23. LIKE A BONE IN THE THROAT. Otto Penzler, who published it in Murder for Revenge and then chose it for his collection of the best noir stories of the century, called this the nastiest story he ever read. (Then why isn’t it selling better? Hmmm.)
24 (tied). SWEET LITTLE HANDS and TERRIBLE TOMMY TERHUNE. The first, written for one of the Hot Blood anthologies, is about a married couple with a hobby. The second is a tennis story, written at a time when I knew precious little about the game, and I’m afraid it shows.
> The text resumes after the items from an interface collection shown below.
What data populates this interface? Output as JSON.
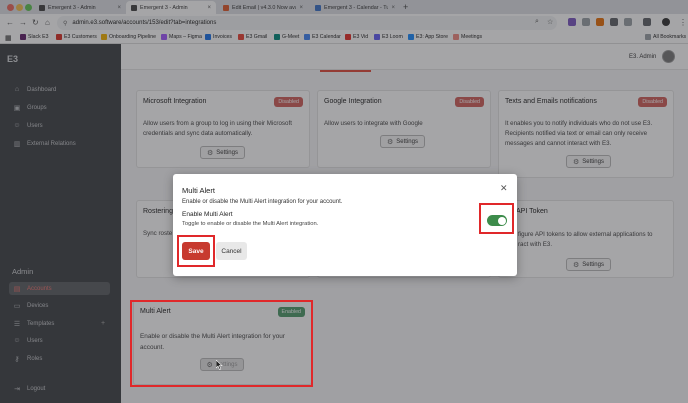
{
  "browser": {
    "tabs": [
      {
        "label": "Emergent 3 - Admin",
        "active": false
      },
      {
        "label": "Emergent 3 - Admin",
        "active": true
      },
      {
        "label": "Edit Email | v4.3.0 Now availa",
        "active": false
      },
      {
        "label": "Emergent 3 - Calendar - Tue,",
        "active": false
      }
    ],
    "url": "admin.e3.software/accounts/153/edit?tab=integrations",
    "bookmarks": [
      "Slack E3",
      "E3 Customers",
      "Onboarding Pipeline",
      "Maps – Figma",
      "Invoices",
      "E3 Gmail",
      "G-Meet",
      "E3 Calendar",
      "E3 Vid",
      "E3 Loom",
      "E3: App Store",
      "Meetings"
    ],
    "all_bookmarks": "All Bookmarks"
  },
  "sidebar": {
    "logo": "E3",
    "top_items": [
      "Dashboard",
      "Groups",
      "Users",
      "External Relations"
    ],
    "section_title": "Admin",
    "admin_items": [
      "Accounts",
      "Devices",
      "Templates",
      "Users",
      "Roles"
    ],
    "logout": "Logout",
    "plus_symbol": "+"
  },
  "header": {
    "user_name": "E3. Admin"
  },
  "cards": {
    "microsoft": {
      "title": "Microsoft Integration",
      "status": "Disabled",
      "line1": "Allow users from a group to log in using their Microsoft",
      "line2": "credentials and sync data automatically.",
      "button": "Settings"
    },
    "google": {
      "title": "Google Integration",
      "status": "Disabled",
      "line1": "Allow users to integrate with Google",
      "button": "Settings"
    },
    "texts": {
      "title": "Texts and Emails notifications",
      "status": "Disabled",
      "line1": "It enables you to notify individuals who do not use E3.",
      "line2": "Recipients notified via text or email can only receive",
      "line3": "messages and cannot interact with E3.",
      "button": "Settings"
    },
    "rostering": {
      "title_partial": "Rostering",
      "line1_partial": "Sync roste"
    },
    "api": {
      "title_partial": "API Token",
      "line1_partial": "figure API tokens to allow external applications to",
      "line2_partial": "ract with E3.",
      "button": "Settings"
    },
    "multi_alert": {
      "title": "Multi Alert",
      "status": "Enabled",
      "line1": "Enable or disable the Multi Alert integration for your",
      "line2": "account.",
      "button": "Settings"
    }
  },
  "modal": {
    "title": "Multi Alert",
    "close": "✕",
    "description": "Enable or disable the Multi Alert integration for your account.",
    "toggle_label": "Enable Multi Alert",
    "toggle_help": "Toggle to enable or disable the Multi Alert integration.",
    "toggle_on": true,
    "save": "Save",
    "cancel": "Cancel"
  },
  "colors": {
    "accent_red": "#c73a2f",
    "highlight_red": "#e0282a",
    "enabled_green": "#4e9a6a",
    "disabled_red": "#d0605b",
    "sidebar_bg": "#3f4246"
  }
}
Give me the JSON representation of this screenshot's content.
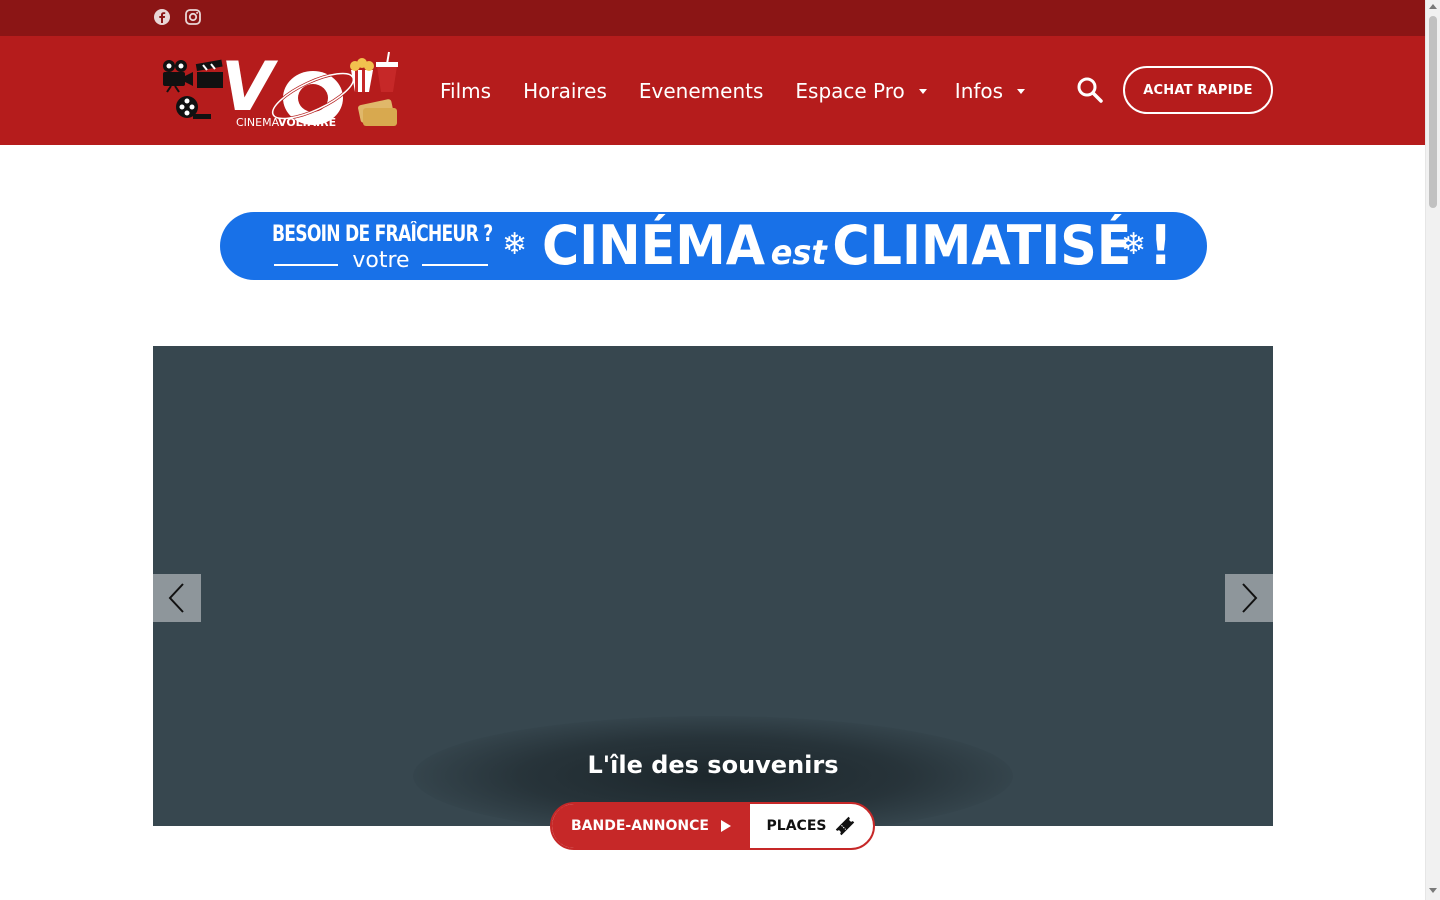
{
  "topbar": {
    "social": [
      {
        "icon": "facebook-icon"
      },
      {
        "icon": "instagram-icon"
      }
    ]
  },
  "header": {
    "logo": {
      "mark": "VO",
      "name_part1": "CINEMA",
      "name_part2": "VOLTAIRE"
    },
    "nav": [
      {
        "label": "Films"
      },
      {
        "label": "Horaires"
      },
      {
        "label": "Evenements"
      },
      {
        "label": "Espace Pro"
      },
      {
        "label": "Infos"
      }
    ],
    "search_icon": "search-icon",
    "quick_buy_label": "ACHAT RAPIDE"
  },
  "banner": {
    "line1": "BESOIN DE FRAÎCHEUR ?",
    "line2": "votre",
    "big_part1": "CINÉMA",
    "big_est": "est",
    "big_part2": "CLIMATISÉ !",
    "flake": "❄"
  },
  "carousel": {
    "movie_title": "L'île des souvenirs",
    "prev_icon": "chevron-left-icon",
    "next_icon": "chevron-right-icon"
  },
  "actions": {
    "trailer_label": "BANDE-ANNONCE",
    "places_label": "PLACES"
  },
  "colors": {
    "topbar": "#8b1515",
    "header": "#b51c1c",
    "banner": "#1871e8",
    "carousel": "#37474f",
    "accent": "#c62828"
  }
}
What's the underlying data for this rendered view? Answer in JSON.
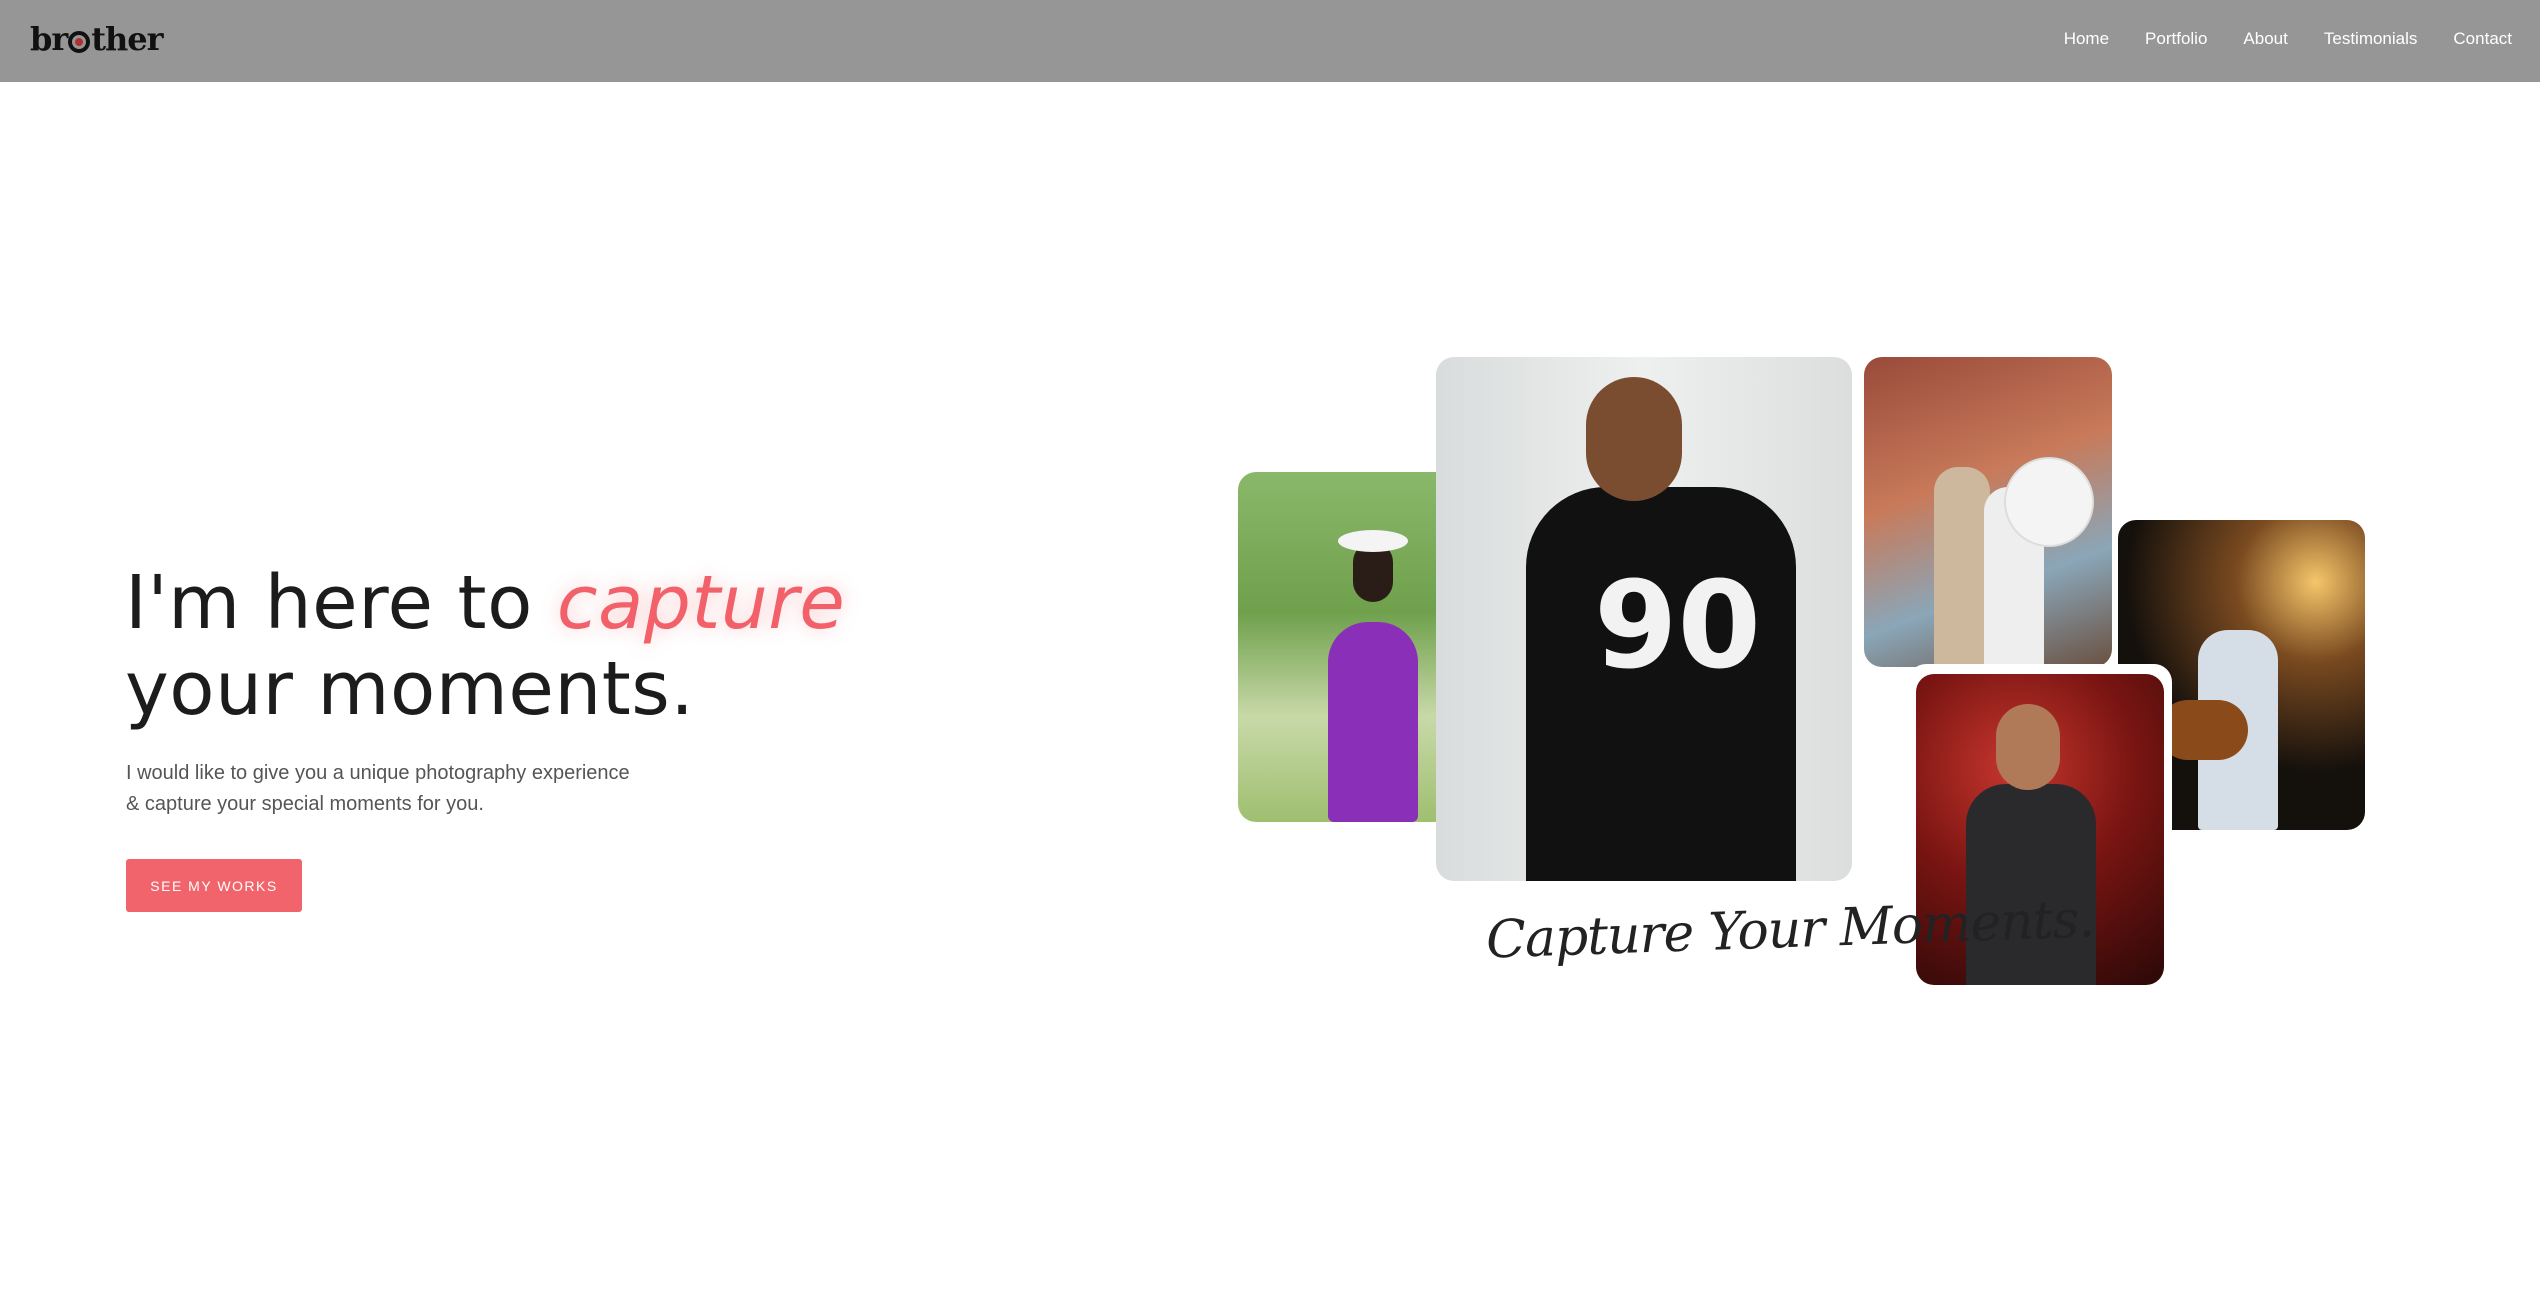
{
  "nav": {
    "logo": "brother",
    "links": [
      "Home",
      "Portfolio",
      "About",
      "Testimonials",
      "Contact"
    ]
  },
  "hero": {
    "title_prefix": "I'm here to",
    "title_accent": "capture",
    "title_line2": "your moments.",
    "subtitle_line1": "I would like to give you a unique photography experience",
    "subtitle_line2": "& capture your special moments for you.",
    "cta_label": "SEE MY WORKS"
  },
  "gallery": {
    "caption": "Capture Your Moments."
  },
  "colors": {
    "accent": "#f2646b",
    "navbar": "#969696"
  }
}
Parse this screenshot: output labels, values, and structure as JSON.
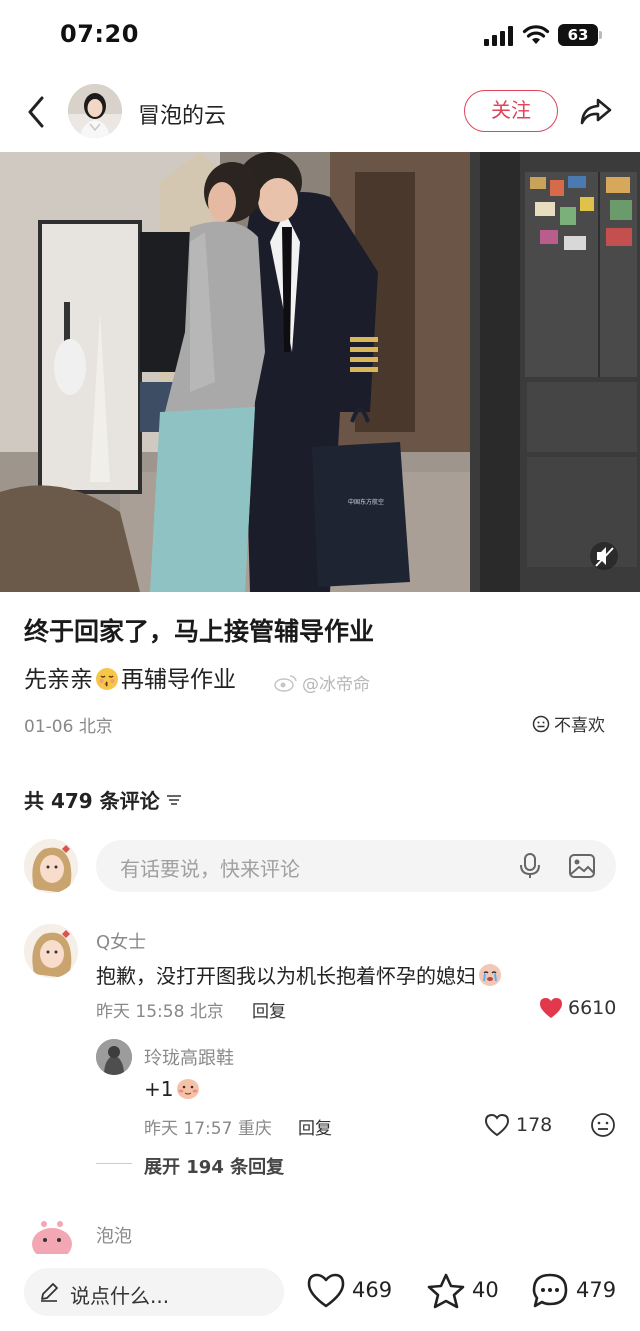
{
  "status_bar": {
    "time": "07:20",
    "battery": "63"
  },
  "header": {
    "author": "冒泡的云",
    "follow_label": "关注"
  },
  "post": {
    "title": "终于回家了，马上接管辅导作业",
    "body_before": "先亲亲",
    "body_after": "再辅导作业",
    "watermark": "@冰帝命",
    "date": "01-06",
    "location": "北京",
    "dislike_label": "不喜欢",
    "bag_text": "中国东方航空"
  },
  "comments": {
    "total_label": "共 479 条评论",
    "input_placeholder": "有话要说，快来评论",
    "items": [
      {
        "author": "Q女士",
        "text": "抱歉，没打开图我以为机长抱着怀孕的媳妇",
        "time": "昨天 15:58",
        "location": "北京",
        "reply_label": "回复",
        "likes": "6610",
        "replies": [
          {
            "author": "玲珑高跟鞋",
            "text": "+1",
            "time": "昨天 17:57",
            "location": "重庆",
            "reply_label": "回复",
            "likes": "178"
          }
        ],
        "expand_label": "展开 194 条回复"
      },
      {
        "author": "泡泡"
      }
    ]
  },
  "bottom_bar": {
    "placeholder": "说点什么...",
    "likes": "469",
    "favorites": "40",
    "comments": "479"
  },
  "colors": {
    "accent": "#e0435a",
    "like_red": "#e3384b"
  }
}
26. HOW FAR. I suspect this one-act stage play will always be at the bottom of the list, because not that many of y’all are eager to read ePlays. It’s a very close adaptation of my short story, “How Far It Could Go,” and I myself am uncommonly fond of it in either form. I ePubbed it not in the expectation of selling many copies, but with the thought that someone might like it enough to stage it. Two characters, one simple set, a natural vehicle for theater-group production. . .ah well. I’m still waiting, people.
I find the list interesting, albeit that I have more of a stake in it than anyone else would. It’ll be interesting, too, to see how January compares with December. I intend to publish an updated list a month from now (if I remember) though probably without the annotation.
The list reflects relative sales for Kindle on amazon.com. That’s where the greater portion of my eSales come, and their report is easiest to reference. As far as I can tell, sales on other platforms run to pretty much the same pattern.
By the same token, the links in the above list are to Amazon. But I certainly don’t want to neglect all you Nookies, so here’s an unannotated list with Nook links:
THE NIGHT AND THE MUSIC
THE BURGLAR WHO SMELLED SMOKE
THE BURGLAR WHO DROPPED IN ON ELVIS
CATCH AND RELEASE
KELLER IN DALLAS
LIKE A THIEF IN THE NIGHT
A CHANCE TO GET EVEN
A BAD NIGHT FOR BURGLARS
WHO KNOWS WHERE IT GOES
SPEAKING OF LUST
DOLLY’S TRASH AND TREASURES
A VISION IN WHITE
AS DARK AS CHRISTMAS GETS
IN FOR A PENNY
THREE IN THE SIDE POCKET
SPEAKING OF GREED
YOU DON’T EVEN FEEL IT
WELCOME TO THE REAL WORLD
HEADACHES AND BAD DREAMS
LIKE A BONE IN THE THROAT
SWEET LITTLE HANDS
TERRIBLE TOMMY TERHUNE
If I haven’t wished any of y’all a Happy New Year, I’ll do that now. 2011 was not the easiest year on record for the human race, but I found it a joy in many ways, not least of all because it was the year I found myself embracing blogging and social media and indie publishing. And I’m very happy with the whole deal. Writing, whether fiction or non-fiction, is at root a way of talking to people, so why wouldn’t I enjoy it?